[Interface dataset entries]
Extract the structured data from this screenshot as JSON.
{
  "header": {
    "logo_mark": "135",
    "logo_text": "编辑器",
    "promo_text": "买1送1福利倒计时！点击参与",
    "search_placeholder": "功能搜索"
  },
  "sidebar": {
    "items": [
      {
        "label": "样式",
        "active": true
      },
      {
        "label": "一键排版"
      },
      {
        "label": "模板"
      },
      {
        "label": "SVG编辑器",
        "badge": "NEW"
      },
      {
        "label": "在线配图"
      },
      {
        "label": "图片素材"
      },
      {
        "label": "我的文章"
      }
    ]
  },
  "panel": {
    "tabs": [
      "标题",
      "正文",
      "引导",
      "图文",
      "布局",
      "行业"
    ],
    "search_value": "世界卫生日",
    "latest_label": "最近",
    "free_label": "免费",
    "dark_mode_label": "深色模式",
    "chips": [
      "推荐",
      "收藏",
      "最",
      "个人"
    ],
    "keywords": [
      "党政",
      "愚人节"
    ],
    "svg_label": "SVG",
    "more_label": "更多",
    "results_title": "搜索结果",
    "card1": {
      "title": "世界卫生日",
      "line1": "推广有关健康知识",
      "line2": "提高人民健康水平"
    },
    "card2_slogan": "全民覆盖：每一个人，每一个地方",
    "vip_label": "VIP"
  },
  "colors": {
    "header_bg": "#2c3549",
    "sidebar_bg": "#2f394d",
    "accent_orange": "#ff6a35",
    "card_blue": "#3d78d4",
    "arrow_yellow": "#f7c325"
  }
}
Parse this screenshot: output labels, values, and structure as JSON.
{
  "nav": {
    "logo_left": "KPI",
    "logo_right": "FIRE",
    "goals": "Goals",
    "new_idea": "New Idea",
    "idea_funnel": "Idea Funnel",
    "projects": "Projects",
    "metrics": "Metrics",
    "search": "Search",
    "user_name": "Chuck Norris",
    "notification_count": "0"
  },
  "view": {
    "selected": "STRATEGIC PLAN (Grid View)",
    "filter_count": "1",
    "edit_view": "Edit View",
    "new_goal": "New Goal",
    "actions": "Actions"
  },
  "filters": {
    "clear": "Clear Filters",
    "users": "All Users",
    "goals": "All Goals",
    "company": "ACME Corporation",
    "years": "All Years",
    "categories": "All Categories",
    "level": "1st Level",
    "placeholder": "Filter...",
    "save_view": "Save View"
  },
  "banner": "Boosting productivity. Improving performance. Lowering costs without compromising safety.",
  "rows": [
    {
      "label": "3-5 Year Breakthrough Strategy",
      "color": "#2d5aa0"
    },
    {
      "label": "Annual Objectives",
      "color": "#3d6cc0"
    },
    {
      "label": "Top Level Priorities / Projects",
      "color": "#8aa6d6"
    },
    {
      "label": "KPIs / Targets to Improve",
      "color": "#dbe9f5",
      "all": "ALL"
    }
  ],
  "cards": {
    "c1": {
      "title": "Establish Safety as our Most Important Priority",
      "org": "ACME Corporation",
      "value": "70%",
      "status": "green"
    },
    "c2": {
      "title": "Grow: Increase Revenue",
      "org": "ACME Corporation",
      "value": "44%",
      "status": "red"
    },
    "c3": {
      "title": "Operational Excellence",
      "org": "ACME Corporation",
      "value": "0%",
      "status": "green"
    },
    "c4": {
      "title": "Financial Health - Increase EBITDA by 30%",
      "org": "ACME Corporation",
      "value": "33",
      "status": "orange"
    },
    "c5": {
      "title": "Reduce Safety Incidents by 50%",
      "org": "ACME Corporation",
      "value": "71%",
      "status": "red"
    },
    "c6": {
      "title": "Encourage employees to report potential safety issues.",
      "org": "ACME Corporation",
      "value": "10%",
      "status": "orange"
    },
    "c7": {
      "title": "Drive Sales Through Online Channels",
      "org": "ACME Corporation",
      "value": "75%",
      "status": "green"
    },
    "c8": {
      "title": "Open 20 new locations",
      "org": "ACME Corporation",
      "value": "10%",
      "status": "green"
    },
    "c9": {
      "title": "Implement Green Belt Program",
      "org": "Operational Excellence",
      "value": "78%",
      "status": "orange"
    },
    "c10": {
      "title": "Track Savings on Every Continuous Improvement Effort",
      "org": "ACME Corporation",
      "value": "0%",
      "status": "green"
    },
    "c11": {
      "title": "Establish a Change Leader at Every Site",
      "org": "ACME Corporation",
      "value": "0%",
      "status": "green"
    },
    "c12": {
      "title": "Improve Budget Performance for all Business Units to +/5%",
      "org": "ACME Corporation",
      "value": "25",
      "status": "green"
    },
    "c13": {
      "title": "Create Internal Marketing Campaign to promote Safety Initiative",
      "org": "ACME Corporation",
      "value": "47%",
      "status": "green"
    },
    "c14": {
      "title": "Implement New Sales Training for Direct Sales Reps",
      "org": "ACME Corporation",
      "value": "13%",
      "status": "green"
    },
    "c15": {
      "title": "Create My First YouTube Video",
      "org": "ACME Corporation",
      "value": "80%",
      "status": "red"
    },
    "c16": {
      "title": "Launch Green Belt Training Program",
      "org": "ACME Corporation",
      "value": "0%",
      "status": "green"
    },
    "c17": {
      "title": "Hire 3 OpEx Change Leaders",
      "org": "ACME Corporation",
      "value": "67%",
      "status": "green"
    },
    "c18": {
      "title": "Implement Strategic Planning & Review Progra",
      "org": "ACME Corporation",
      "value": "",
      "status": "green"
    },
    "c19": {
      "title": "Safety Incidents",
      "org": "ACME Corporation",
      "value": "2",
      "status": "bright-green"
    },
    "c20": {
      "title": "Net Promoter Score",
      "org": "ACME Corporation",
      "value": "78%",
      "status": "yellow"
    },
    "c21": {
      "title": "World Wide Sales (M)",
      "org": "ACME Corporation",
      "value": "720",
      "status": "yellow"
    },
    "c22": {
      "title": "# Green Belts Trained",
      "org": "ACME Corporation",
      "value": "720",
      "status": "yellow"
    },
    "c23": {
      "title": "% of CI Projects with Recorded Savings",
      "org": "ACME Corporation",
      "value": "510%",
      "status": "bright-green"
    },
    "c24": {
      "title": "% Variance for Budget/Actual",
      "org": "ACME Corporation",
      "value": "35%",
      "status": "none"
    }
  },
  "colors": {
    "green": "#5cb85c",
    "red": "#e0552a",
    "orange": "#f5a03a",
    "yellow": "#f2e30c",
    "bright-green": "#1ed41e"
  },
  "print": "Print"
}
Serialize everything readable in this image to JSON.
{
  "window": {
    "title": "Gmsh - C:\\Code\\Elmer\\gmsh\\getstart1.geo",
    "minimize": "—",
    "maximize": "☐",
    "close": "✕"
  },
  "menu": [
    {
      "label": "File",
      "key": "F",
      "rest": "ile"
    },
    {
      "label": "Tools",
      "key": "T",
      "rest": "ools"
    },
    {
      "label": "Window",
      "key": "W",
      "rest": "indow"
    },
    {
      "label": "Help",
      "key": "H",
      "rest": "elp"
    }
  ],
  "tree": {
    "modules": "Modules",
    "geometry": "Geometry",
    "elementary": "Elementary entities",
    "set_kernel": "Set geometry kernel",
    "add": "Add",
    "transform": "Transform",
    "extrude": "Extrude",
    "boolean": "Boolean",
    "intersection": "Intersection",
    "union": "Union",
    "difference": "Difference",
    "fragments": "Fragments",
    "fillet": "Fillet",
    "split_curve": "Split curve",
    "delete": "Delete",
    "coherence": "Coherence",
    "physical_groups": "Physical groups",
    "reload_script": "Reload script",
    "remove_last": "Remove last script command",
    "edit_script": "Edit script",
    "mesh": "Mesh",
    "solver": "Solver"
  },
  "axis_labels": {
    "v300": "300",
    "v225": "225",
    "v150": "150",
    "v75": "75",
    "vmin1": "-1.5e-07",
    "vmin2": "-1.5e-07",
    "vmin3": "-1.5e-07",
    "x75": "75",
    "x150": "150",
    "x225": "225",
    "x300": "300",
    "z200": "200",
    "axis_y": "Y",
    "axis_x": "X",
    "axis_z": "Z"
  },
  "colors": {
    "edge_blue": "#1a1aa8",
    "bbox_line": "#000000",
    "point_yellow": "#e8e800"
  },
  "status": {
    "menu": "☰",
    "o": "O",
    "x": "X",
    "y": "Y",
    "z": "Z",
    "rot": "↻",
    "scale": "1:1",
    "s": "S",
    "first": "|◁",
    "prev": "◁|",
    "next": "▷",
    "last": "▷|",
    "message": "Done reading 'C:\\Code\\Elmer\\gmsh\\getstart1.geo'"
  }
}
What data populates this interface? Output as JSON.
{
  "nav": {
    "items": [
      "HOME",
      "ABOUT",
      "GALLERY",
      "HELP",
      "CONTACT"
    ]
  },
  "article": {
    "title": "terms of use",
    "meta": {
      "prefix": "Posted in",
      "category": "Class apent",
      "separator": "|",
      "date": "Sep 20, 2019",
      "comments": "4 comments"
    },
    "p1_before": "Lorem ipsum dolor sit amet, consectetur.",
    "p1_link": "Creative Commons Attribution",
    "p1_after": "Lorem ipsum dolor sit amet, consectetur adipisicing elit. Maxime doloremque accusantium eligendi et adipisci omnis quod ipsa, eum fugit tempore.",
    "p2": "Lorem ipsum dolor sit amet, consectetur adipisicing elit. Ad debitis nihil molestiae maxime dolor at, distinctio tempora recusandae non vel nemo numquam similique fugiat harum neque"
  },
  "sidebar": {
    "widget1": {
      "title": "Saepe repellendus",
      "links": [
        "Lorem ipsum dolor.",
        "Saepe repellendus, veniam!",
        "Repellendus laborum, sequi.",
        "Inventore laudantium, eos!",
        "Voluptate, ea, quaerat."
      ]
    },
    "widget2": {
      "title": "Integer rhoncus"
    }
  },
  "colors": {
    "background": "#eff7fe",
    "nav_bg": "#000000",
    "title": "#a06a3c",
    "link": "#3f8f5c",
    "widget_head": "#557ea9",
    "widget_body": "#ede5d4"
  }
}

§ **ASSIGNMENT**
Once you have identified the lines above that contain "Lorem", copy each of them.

§ **RESPONSE**
    "p1_before": "Lorem ipsum dolor sit amet, consectetur.",
    "p1_after": "Lorem ipsum dolor sit amet, consectetur adipisicing elit. Maxime doloremque accusantium eligendi et adipisci omnis quod ipsa, eum fugit tempore.",
    "p2": "Lorem ipsum dolor sit amet, consectetur adipisicing elit. Ad debitis nihil molestiae maxime dolor at, distinctio tempora recusandae non vel nemo numquam similique fugiat harum neque"
        "Lorem ipsum dolor.",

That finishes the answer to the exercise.